As some of you may know, the nautical allusion in the title of blog is no coincidence. About a year ago we decided that we wanted to move on to a sailboat and go cruising. We weren’t sure exactly how long or how far, and we still aren’t, but we know it is the kind of adventure we are looking for. We’ve never felt completely settled in the places we’ve lived, we have an itch to travel and see new places, and we want to visit or be visited by friends and family all over the world, so a sailboat seemed like the perfect way to achieve this, all while undertaking the most daring adventure of our lives.
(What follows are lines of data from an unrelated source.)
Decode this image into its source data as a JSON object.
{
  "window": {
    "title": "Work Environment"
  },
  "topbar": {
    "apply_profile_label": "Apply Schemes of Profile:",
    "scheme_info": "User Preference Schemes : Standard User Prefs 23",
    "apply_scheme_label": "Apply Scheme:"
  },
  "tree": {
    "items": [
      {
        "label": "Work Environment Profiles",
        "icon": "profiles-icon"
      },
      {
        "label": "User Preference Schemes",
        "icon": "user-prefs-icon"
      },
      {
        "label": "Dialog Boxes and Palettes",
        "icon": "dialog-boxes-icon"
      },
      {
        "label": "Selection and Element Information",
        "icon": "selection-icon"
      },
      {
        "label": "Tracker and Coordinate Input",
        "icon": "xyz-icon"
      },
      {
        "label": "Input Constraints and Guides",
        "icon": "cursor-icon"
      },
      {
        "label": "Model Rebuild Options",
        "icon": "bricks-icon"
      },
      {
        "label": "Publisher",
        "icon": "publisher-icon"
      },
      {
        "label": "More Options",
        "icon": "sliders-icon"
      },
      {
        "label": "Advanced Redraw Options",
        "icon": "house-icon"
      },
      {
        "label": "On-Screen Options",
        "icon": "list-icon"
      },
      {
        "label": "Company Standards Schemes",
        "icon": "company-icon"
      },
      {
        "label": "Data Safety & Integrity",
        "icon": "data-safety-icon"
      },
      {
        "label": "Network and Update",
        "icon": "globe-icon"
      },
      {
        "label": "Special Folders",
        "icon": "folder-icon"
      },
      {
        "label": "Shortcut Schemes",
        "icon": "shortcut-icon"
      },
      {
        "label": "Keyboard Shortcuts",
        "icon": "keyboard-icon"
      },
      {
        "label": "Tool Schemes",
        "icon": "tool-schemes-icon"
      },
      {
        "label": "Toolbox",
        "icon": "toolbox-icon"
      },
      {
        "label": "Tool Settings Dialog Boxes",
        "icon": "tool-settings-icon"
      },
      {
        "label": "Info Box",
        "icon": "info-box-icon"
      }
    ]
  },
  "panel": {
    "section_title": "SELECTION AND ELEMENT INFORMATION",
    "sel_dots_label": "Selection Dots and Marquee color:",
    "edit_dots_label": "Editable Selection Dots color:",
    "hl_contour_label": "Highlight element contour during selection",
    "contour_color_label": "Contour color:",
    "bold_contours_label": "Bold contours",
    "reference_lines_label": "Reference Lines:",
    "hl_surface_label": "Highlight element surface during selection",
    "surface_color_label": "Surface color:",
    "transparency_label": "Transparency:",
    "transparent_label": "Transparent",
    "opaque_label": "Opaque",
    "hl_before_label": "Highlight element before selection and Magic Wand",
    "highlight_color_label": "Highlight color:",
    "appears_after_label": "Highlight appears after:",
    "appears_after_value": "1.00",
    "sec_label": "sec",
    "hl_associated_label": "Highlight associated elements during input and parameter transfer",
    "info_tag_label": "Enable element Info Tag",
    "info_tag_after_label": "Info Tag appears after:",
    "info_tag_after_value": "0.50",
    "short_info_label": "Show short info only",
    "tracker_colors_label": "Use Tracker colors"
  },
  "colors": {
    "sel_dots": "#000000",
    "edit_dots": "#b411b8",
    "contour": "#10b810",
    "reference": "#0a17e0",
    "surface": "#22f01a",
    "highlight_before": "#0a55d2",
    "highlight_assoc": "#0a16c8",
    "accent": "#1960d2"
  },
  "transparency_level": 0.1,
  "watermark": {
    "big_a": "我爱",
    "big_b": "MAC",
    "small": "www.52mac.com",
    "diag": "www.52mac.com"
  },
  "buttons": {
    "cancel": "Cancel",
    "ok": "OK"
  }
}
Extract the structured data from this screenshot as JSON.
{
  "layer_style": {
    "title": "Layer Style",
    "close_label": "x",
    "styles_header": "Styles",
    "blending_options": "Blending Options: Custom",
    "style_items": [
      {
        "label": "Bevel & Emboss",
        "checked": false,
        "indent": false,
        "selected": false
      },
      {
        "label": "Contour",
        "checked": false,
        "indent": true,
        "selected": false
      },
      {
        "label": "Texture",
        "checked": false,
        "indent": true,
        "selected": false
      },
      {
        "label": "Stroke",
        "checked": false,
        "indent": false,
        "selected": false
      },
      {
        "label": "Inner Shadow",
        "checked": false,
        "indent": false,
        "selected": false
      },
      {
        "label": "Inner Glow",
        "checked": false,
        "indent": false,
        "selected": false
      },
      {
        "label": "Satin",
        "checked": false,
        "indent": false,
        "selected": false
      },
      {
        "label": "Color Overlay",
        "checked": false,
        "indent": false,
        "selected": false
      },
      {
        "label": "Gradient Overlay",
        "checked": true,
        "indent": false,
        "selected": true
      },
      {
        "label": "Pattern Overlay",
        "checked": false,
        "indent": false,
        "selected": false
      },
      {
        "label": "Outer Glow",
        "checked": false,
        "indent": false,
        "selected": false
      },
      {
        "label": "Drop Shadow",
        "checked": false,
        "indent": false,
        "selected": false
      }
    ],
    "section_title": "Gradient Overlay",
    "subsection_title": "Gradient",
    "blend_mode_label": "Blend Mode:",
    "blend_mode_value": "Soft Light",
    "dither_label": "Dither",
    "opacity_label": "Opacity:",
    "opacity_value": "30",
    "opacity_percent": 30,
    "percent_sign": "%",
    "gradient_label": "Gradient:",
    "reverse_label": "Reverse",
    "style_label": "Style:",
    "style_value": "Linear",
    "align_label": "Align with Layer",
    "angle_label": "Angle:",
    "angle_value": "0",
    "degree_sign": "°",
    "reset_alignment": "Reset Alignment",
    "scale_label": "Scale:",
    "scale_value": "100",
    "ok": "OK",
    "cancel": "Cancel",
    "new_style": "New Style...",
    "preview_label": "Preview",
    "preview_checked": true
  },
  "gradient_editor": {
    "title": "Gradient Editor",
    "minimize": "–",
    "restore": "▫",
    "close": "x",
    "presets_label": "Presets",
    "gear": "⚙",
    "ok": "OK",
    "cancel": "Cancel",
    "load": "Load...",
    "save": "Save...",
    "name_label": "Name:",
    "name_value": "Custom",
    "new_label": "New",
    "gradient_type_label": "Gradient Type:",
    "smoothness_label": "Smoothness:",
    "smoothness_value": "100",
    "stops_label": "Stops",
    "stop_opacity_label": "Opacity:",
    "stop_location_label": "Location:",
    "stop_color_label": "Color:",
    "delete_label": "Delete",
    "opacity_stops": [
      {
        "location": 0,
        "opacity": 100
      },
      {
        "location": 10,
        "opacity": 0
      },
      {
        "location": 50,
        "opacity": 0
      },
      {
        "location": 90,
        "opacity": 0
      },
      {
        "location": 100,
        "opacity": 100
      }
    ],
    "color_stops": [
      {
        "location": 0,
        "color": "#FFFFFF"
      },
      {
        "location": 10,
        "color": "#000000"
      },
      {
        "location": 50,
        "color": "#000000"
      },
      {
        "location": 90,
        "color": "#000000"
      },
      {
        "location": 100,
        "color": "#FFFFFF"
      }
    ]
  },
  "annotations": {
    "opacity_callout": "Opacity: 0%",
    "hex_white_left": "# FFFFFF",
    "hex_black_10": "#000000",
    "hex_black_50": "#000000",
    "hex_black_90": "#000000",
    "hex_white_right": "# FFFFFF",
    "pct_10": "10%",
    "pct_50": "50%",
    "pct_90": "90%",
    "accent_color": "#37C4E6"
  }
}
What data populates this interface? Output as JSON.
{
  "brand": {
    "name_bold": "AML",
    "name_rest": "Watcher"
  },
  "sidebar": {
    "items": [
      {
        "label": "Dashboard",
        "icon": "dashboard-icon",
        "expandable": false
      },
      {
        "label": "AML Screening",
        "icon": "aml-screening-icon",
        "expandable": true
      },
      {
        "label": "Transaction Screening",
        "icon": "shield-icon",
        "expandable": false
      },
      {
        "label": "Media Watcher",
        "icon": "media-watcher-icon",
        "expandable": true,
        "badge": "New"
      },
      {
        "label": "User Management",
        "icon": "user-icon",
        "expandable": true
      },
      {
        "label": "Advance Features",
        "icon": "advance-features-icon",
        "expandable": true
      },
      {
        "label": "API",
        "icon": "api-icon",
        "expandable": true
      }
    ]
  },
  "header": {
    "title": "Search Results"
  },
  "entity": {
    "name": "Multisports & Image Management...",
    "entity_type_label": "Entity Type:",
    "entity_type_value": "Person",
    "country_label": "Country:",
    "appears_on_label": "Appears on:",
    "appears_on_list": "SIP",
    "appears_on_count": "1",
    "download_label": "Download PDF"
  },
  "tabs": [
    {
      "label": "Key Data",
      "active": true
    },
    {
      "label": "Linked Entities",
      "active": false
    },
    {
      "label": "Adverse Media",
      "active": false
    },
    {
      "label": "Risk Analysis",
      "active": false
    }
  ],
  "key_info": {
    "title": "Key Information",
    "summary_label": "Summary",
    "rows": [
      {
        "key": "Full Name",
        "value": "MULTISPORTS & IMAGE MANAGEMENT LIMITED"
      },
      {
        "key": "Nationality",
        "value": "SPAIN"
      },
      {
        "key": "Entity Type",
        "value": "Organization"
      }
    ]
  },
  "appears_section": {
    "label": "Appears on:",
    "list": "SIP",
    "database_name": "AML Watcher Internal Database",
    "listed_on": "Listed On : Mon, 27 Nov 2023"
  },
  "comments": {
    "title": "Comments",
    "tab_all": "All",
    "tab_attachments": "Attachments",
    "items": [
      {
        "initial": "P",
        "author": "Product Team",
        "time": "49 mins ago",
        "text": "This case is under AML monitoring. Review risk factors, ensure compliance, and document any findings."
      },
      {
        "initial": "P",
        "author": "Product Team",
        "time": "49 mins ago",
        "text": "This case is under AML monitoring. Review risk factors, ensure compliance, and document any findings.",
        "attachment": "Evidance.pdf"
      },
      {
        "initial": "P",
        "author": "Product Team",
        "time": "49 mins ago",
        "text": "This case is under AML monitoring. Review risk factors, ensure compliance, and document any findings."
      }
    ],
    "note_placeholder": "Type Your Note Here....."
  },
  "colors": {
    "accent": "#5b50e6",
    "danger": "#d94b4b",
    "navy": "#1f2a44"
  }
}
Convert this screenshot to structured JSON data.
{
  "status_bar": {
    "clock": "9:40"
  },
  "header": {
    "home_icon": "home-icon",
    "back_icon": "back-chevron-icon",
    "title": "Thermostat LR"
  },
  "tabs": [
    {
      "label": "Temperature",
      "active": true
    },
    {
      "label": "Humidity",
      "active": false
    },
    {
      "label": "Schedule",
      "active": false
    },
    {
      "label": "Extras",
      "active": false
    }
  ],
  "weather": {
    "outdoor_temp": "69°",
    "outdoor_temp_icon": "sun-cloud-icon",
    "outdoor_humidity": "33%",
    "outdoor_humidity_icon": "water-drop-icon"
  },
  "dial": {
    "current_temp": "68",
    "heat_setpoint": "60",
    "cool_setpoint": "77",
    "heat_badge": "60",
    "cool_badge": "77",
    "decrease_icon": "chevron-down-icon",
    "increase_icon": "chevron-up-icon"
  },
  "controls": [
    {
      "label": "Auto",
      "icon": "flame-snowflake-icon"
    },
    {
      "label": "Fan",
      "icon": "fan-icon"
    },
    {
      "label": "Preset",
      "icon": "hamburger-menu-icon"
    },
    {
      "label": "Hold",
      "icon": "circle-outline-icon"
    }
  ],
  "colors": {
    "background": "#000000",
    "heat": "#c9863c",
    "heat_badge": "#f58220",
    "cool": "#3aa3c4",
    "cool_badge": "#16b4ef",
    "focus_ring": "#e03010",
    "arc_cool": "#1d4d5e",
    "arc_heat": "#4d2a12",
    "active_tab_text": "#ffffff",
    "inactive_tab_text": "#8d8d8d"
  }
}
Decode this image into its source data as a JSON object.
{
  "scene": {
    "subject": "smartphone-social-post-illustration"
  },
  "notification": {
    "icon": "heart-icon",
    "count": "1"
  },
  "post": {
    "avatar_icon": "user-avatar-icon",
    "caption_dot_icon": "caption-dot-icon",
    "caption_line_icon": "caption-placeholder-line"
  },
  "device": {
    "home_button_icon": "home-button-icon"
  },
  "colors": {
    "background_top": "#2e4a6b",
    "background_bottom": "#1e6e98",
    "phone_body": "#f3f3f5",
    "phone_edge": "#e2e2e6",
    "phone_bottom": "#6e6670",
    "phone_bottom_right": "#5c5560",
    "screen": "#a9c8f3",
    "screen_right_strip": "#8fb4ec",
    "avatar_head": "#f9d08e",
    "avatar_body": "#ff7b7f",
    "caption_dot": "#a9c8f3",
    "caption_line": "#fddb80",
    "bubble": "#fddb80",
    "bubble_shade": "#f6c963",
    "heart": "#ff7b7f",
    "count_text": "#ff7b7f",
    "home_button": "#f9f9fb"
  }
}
Wind in Our Sails And now our plans, over a year in the making, are finally coming to fruition. As discussed last post, we have purchased our sailboat, a 38 foot cutter rigged sloop named Serenity. We’re now working tirelessly to get her ready to embark on a journey without deadline or destination, to visit the both old haunts and parts unknown; to see long time friends and make new ones. One day soon, we’ll decide we’ve done enough preparation, and that while things may not be perfect, we are ready. Then we will set sail. The plan is, after many day sails in the bay and some short test passages, to head south to Mexico, where we will enjoy some much needed warm weather, surfing, and diving. Eventually we want to transit the Panama Canal and cross the Caribbean to visit our families on the east coast. However, because of the length of this passage, and the necessity of avoiding the Caribbean hurricane season, we won’t be able to embark on that journey until next year. So this year it will be back to California where we can get jobs and raise some extra funds for future passages.

For now we’re working on the last of the high priority todo list items. Having replaced the standing and running rigging, and refinished the cabin sole, we’re now installing an inverter and solar panels; rebuilding winches; accumulating spare parts; servicing the head, critical pumps, etc.; and making a few replacements of auxiliary diesel components. We’re also looking for crew members to join us on parts or all of our passage to and from Mexico. So if you’re schedule is flexible, and you want to have a crazy sailing adventure, or just spend a week in Baja—whether you have experience or not—give us a ring.

Cabo San Lucas México